ANT 111 Anthropology
IAI – SI 900N
3 Hours
Prerequisites: None
3 hours weekly (3-0)
Anthropology 111 is an introduction to the study of
evolution, human origins, archaeology and the
development of human society in prehistory. The
student will learn about the genetic, environmental,
and cultural processes affecting human variation
and adaptation. Students will also study the
taxonomic classifications of past and present human
and non-human primates, archaeological methods
and dating techniques used to establish
chronologies, the beginnings of human culture, the
development of “stone age” societies, the peopling
of the New World, and the formation of early cities.
ANT 202 America’s Diverse Cultures
IAI – S1 904D
3 Hours
Prerequisites: None
3 hours weekly (3-0)
With over 300 spoken languages representing as
many ethnicities and sub-groups within the political
state of America, what does it mean to be an
American?
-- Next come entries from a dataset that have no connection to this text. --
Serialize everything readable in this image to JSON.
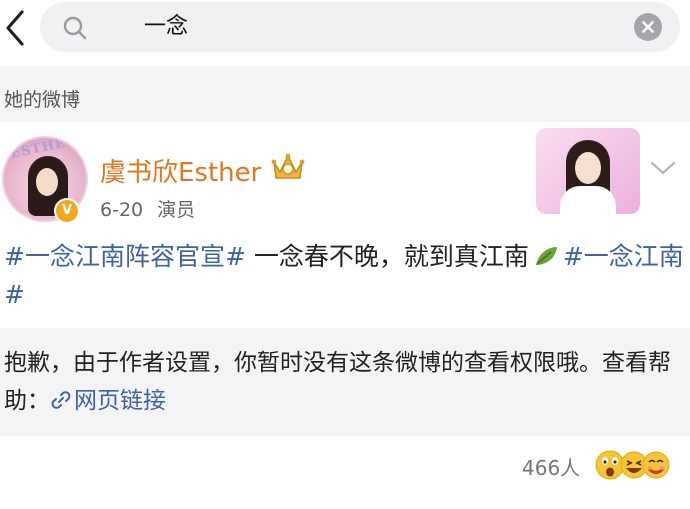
{
  "search": {
    "query": "一念"
  },
  "section": {
    "label": "她的微博"
  },
  "post": {
    "user_name": "虞书欣Esther",
    "date": "6-20",
    "role": "演员",
    "avatar_ring_text": "ESTHER",
    "verified_mark": "V",
    "text": {
      "tag1": "#一念江南阵容官宣#",
      "body": " 一念春不晚，就到真江南",
      "tag2": "#一念江南#"
    },
    "notice": {
      "text": "抱歉，由于作者设置，你暂时没有这条微博的查看权限哦。查看帮助：",
      "link": "网页链接"
    },
    "reaction_count": "466人"
  },
  "colors": {
    "accent_name": "#e8741b",
    "tag_blue": "#3c63a8",
    "section_bg": "#f4f4f6"
  },
  "icons": [
    "back-arrow-icon",
    "search-icon",
    "clear-icon",
    "crown-badge-icon",
    "chevron-down-icon",
    "leaf-icon",
    "link-icon",
    "emoji-reactions-icon"
  ]
}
The political, military, and economic
structures, along with their symbols, provide
Americans with a large ideal of a national life. Onthe-other-hand, the wide range of social practices
express the variety of patterns people maintain to
meet the contingencies of daily life. This course is
designed to explore the diverse patterns of
American life through an ethno-historical perspective
and seek some answer to the question of what it is
to be American. To this end, we will understand
more than ethnicities; we will examine gender, the
concept of race, age, social class, assimilation and
acculturation, social policy issues and social
problems using historical and anthropological
investigation and evidence.
ANT 216 Cultural Anthropology
IAI – SI 901N
3 Hours
Prerequisites: None
3 hours weekly (3-0)
Cultural Anthropology is the comparative study of
human culture and society. Students will examine
problems central to the study of humanity and
explore the nature of culture, society, language,
kinship, marriage, social hierarchy, and other social
creations (such as a person’s identity) through
ethnographic accounts and anthropological theory.
Thus the diverse ways in which humans have
organized to meet the contingencies of daily life will
provide a deeper understanding and respect for the
different patterns of culture humans have created.
ANT 240 Introduction: Physical Anthropology
IAI – S1 902
3 Hours
Prerequisites: None
3 hours weekly (3-0)
Physical Anthropology (also called Biological or
Evolutionary Anthropology) is an introduction to
humans as a biological species through time and
geography. The course applies the scientific
method to explore the beginnings of hominids, the
origins of humans, and our relationship to our
closest primate relatives. The human fossil record,
genetics, evolutionary theory, primate behavior and
evolution, and similarities and differences in modern
humans, including blood groups, skin color, and
disease susceptibility are major topics of study to
better understand our place in the web of life as a
biological organism.